I really don’t know what to write or say about Alaska. Hell, I didn’t see Alaska, which is a land more vast than any I have ever seen. We saw a bit of Fairbanks, including some delicious Thai food, and then flew over fast stretches of boreal forest and frozen rivers, including the mighty Yukon. Then on through, not really over, but through the Brooks Range – a fortress of frigid mountains extending far beyond my imagination. I have never seen so much land frozen and seemingly lifeless. Narrow valleys and steep, snow-capped peaks and then suddenly we rounded a bend in the mountains and a wide valley opened up and there was our destination: Anaktuvuk Pass!
We landed and were greeted by half the village it seemed. Kids from the school, most on skis, waved and held banners welcoming us to their home. It was unlike any welcoming I have every experienced and likely ever will. It was cold when we got off the plane, but we didn’t feel it for the warmth of the people kept the chill at bay.
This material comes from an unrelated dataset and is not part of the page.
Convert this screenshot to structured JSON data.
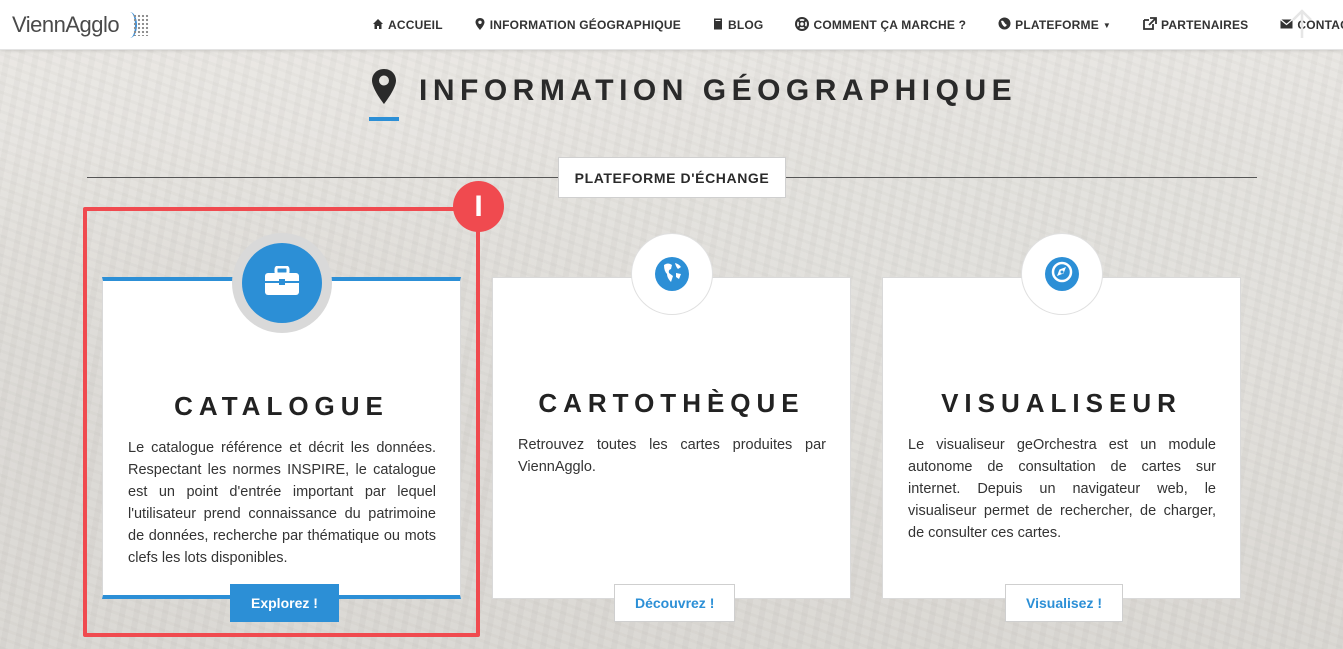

My first impression was one of overwhelming kindness – what a greeting! – and cold. A chilly zero degrees Fahrenheit or so greeted us but it was to get much, much colder in a few days when the wind howled and snow banners flew.
When I looked around, I saw the vastness of the place. I had never been in such a wide and wild valley before. The village of Anaktuvuk Pass (population 330 people or so) lies on the northern edge of the Brooks Range, where two rivers and two worlds meet. The John River flows south through the Brooks Range into the Yukon River drainage, whereas the Anaktuvuk River heads north to its meeting with the Colville River and on into the Arctic Ocean. A low, indiscernible rise in the valley separated these two mighty watersheds from one another. Small changes, to my eye at least, in this grand place indicated dramatic forces going on.
written by David LaFever